The pressure applied may very well damage or dislodge dentures, capping, bridges or crowns, depending on their location and construction quality.
Most mouthpiece manufactures will default and say if you have dental work that fits into this group then you should NOT use their MAD mouthpiece.
You will generally find this information in their FAQ sections.
In my opinion:
- If you have denture work or missing teeth at the rear of your mouth then the amount of pressure applied to them is not considered unreasonable.
- If you wear only partial denture to one or two teeth in the front of your mouth then arguably the rest of the teeth should be able to cope with the pressure.
- If you have a missing tooth or two in the front of your mouth then I would think the remaining teeth would be strong enough to cope with the pressure applied.
- If you have minimal capping or crowns then I would suggest the remainder of your teeth should be able to carry the load and protect your dental. The less dental work in the front teeth the better.
- If you wear a full denture, either upper or lower, then you should give the MAD a miss. The pressure will dislodge the plate from its position in the mouth.
I make no guarantees however and this is just my opinion based on my experience and the feedback of snorers who have been in similar situations and have tried to use them.
The thing is…..not all dental work is as extensive, well constructed or maintained, so it will have to be a personal choice by you and one you should run by your dental practitioner prior to trying your preferred mouthpiece.
In addition, each mouthpiece can apply varying degrees of pressure. For example, there are MAD’s that can be adjusted to increase or decrease the amount of forward movement in the lower jaw but there are others that only have the one ridged setting. Each one can apply very different pressure loads.
This is the main reason why I prefer mouthpieces like SnoreMD and SnoreRx which have calibrators and allow both forward and backward movement. They also mold to the individuals bite so the pressure is spread much better.
Tongue Stabilizing Device [TSD]
These mouthpiece work in a totally different way to MAD’s. There is no pressure applied to the teeth what so ever.

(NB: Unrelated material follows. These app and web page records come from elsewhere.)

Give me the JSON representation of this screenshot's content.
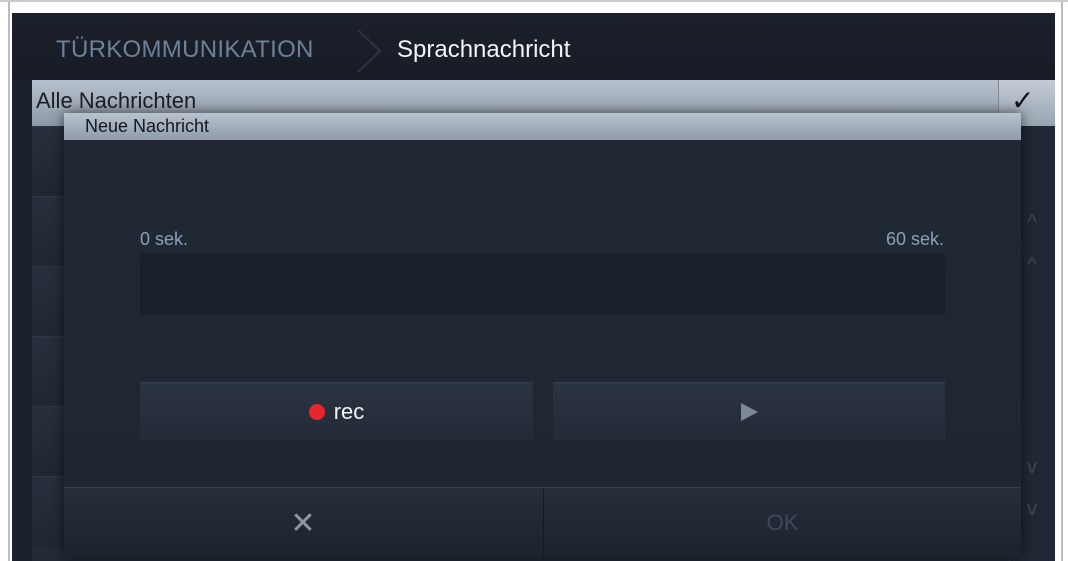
{
  "header": {
    "breadcrumb_root": "TÜRKOMMUNIKATION",
    "breadcrumb_current": "Sprachnachricht"
  },
  "list": {
    "header_label": "Alle Nachrichten",
    "confirm_icon": "checkmark-icon"
  },
  "dialog": {
    "title": "Neue Nachricht",
    "time_start": "0 sek.",
    "time_end": "60 sek.",
    "progress": 0,
    "rec_label": "rec",
    "play_icon": "play-icon",
    "cancel_icon": "close-icon",
    "ok_label": "OK"
  },
  "colors": {
    "rec_dot": "#e8262b",
    "screen_background": "#1c222d",
    "title_bar": "#aab4c2",
    "time_label": "#8aa0b8"
  }
}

They work to advance the tongue forward and allow free airflow to the rear of the throat. Whilst portions of the mouthpiece do rest in between the lips and outward surface area of the teeth, there is no harmful pressure applied to the teeth or jaw.
As a result, these mouthpieces are perfect for those people who have dentures, capping, bridges, crowns and missing teeth. In fact anyone can use these mouthpieces.
The only problem is, they limit breathing from the mouth, unlike the MAD’s who have air intake vents built in.My wife for example, uses a TSD called Good Morning Snore Solution because she has dental work. It worked for her the first night and she has never looked back.
If you have any of dental issues I have mentioned above then the easy and safest answer is to use a Tongue Stabilizing Device.
If you are a mouth breather or cannot see yourself managing a TSD then I would suggest you take on board the above information and run it by your Dentist before taking the plunge. If you do decide to go ahead then I would try one of the adjustable ones first. That way you can gradually apply forward pressure and see how you dental issues react. Best to be safe than sorry.
Either way – do something – you have to stop snoring. Don’t be one of those snorers who fail do anything about their problem and become a bit of a pain to other members of their family.
Teeth are an issue, no running away from that, but the other negative health issues associated with snoring like heart disease, cancer, stroke, diabetes are a darn sight worse for you.
Make a comment below if you do something. Love to know how it went for you.